- What to work on:
Print the records again, matching each line exactly.
- - -
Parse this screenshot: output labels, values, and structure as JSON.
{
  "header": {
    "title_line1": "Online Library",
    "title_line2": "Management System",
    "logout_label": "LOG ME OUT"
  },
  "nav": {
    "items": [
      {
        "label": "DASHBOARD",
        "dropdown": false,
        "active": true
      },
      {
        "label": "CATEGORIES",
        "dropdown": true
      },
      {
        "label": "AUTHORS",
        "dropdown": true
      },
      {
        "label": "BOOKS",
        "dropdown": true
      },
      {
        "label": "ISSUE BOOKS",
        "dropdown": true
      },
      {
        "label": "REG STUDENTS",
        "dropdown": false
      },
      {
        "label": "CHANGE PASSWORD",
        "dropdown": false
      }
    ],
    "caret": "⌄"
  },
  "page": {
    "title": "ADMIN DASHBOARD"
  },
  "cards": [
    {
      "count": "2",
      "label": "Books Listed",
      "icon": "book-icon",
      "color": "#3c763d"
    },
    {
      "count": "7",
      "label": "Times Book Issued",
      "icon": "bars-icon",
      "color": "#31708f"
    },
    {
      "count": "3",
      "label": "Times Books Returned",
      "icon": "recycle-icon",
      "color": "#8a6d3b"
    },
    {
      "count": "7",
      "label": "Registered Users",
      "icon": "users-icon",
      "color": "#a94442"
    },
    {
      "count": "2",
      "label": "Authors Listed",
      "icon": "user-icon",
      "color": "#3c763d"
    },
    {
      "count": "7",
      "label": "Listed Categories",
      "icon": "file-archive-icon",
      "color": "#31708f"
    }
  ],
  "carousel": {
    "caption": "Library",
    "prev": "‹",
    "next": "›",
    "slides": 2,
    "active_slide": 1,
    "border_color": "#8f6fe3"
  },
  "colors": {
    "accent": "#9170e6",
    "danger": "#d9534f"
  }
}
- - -
- Written answer:
Parse this screenshot: output labels, values, and structure as JSON.
{
  "header": {
    "title_line1": "Online Library",
    "title_line2": "Management System",
    "logout_label": "LOG ME OUT"
  },
  "nav": {
    "items": [
      {
        "label": "DASHBOARD",
        "dropdown": false,
        "active": true
      },
      {
        "label": "CATEGORIES",
        "dropdown": true
      },
      {
        "label": "AUTHORS",
        "dropdown": true
      },
      {
        "label": "BOOKS",
        "dropdown": true
      },
      {
        "label": "ISSUE BOOKS",
        "dropdown": true
      },
      {
        "label": "REG STUDENTS",
        "dropdown": false
      },
      {
        "label": "CHANGE PASSWORD",
        "dropdown": false
      }
    ],
    "caret": "⌄"
  },
  "page": {
    "title": "ADMIN DASHBOARD"
  },
  "cards": [
    {
      "count": "2",
      "label": "Books Listed",
      "icon": "book-icon",
      "color": "#3c763d"
    },
    {
      "count": "7",
      "label": "Times Book Issued",
      "icon": "bars-icon",
      "color": "#31708f"
    },
    {
      "count": "3",
      "label": "Times Books Returned",
      "icon": "recycle-icon",
      "color": "#8a6d3b"
    },
    {
      "count": "7",
      "label": "Registered Users",
      "icon": "users-icon",
      "color": "#a94442"
    },
    {
      "count": "2",
      "label": "Authors Listed",
      "icon": "user-icon",
      "color": "#3c763d"
    },
    {
      "count": "7",
      "label": "Listed Categories",
      "icon": "file-archive-icon",
      "color": "#31708f"
    }
  ],
  "carousel": {
    "caption": "Library",
    "prev": "‹",
    "next": "›",
    "slides": 2,
    "active_slide": 1,
    "border_color": "#8f6fe3"
  },
  "colors": {
    "accent": "#9170e6",
    "danger": "#d9534f"
  }
}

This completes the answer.